Daily Dose of Europe: Goya’s Third of May

The protests of the last two weeks have been fueled by visibility and exposure: Cell phone footage, social media, and TV news have documented and broadcasted both the spirit of the protesters, and, at times, the violence they are met with. If it weren’t for this, many people still wouldn’t grasp the severity of what the protests are all about.

This got me thinking about popular cries for justice before photography and modern media. Artists and writers courageously raised their brushes and pens for justice. A great example of that is a powerful and important painting from Spain, which, in its own way, shed light on a crisis that might otherwise have gone unseen. Just like the brutality of those who killed George Floyd was exposed by someone with a camera phone, the brutality of those French troops was exposed by Goya.

As court painter to Spain’s kings, Francisco de Goya (1746–1828) spent his career dutifully cranking out portraits and pretty pictures. But inside, he chafed at the arrogance of kings and tyrants, and eventually became a champion of the oppressed.

Goya’s problem with authority came to the fore on one watershed day in Spain’s history — the third of May, 1808. France had invaded Spain. When the proud Spaniards confronted them on Madrid’s main square, Puerta del Sol, the French brutally crushed the protest and started rounding up the ringleaders.

Goya’s Third of May shows the reprisals. It’s the middle of the night, and the rebels have been secretly dragged before a firing squad. They plead for mercy and get none. The soldiers are completely in charge, well-equipped, and well-organized. The rebels are a motley group of grubby workers, scattered and confused. It’s a total mismatch, a war crime. The soldiers — a faceless machine of death — start cutting the men down with all the compassion of a lawnmower. The Spaniards topple into a mass grave.

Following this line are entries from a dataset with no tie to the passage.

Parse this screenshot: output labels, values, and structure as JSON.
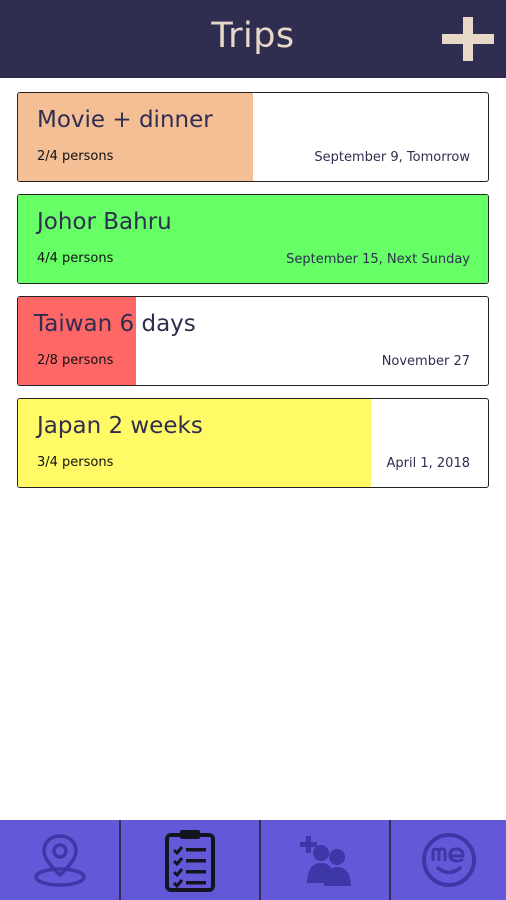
{
  "header": {
    "title": "Trips",
    "add_icon": "plus-icon"
  },
  "trips": [
    {
      "name": "Movie + dinner",
      "persons": "2/4 persons",
      "date": "September 9, Tomorrow",
      "fill_fraction": 0.5,
      "color": "#f5bf95"
    },
    {
      "name": "Johor Bahru",
      "persons": "4/4 persons",
      "date": "September 15, Next Sunday",
      "fill_fraction": 1.0,
      "color": "#66ff66"
    },
    {
      "name": "Taiwan 6 days",
      "persons": "2/8 persons",
      "date": "November 27",
      "fill_fraction": 0.25,
      "color": "#ff6666"
    },
    {
      "name": "Japan 2 weeks",
      "persons": "3/4 persons",
      "date": "April 1, 2018",
      "fill_fraction": 0.75,
      "color": "#fffa66"
    }
  ],
  "bottom_nav": {
    "items": [
      {
        "icon": "location-pin-icon",
        "active": false
      },
      {
        "icon": "checklist-icon",
        "active": true
      },
      {
        "icon": "add-group-icon",
        "active": false
      },
      {
        "icon": "me-profile-icon",
        "active": false
      }
    ]
  },
  "colors": {
    "header_bg": "#2f2e50",
    "nav_bg": "#6359d8",
    "nav_icon": "#3d37a8",
    "title": "#e8d8c8"
  }
}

A kneeling man spreads his arms, Christ-like, and asks, “Why?” We can see the whole grim assembly line: those waiting their turn, the victims, the lifeless executed. Next.

If it wasn’t for Goya, who would ever have known about these nobodies? Goya places a big lantern in the middle of the scene and literally shines a light on this atrocity for the whole world to see. It’s a harsh prison-yard floodlight that focuses all the attention on this one man with his look of puzzled horror. The distorted features, the puddle of blood, the twisted bodies, the thick brushwork — all of these were unheard of at the time. Goya helped lay the foundations for a shocking new style — Romanticism — that emphasized strong emotion over idealized beauty.

Because of Goya’s artistic innovations and his social conscience, many consider him to be the last classical and the first modern painter. And thanks to Goya, even today we can remember these anonymous martyrs of freedom.

This art moment — a sampling of how we share our love of art in our tours — is an excerpt from the full-color coffee-table book Europe’s Top 100 Masterpieces by Rick Steves and Gene Openshaw. Please support local businesses in your community by picking up a copy from your favorite bookstore, or you can find it at my online Travel Store. To enhance your art experience, you can find a clip related to this artwork at Rick Steves Classroom Europe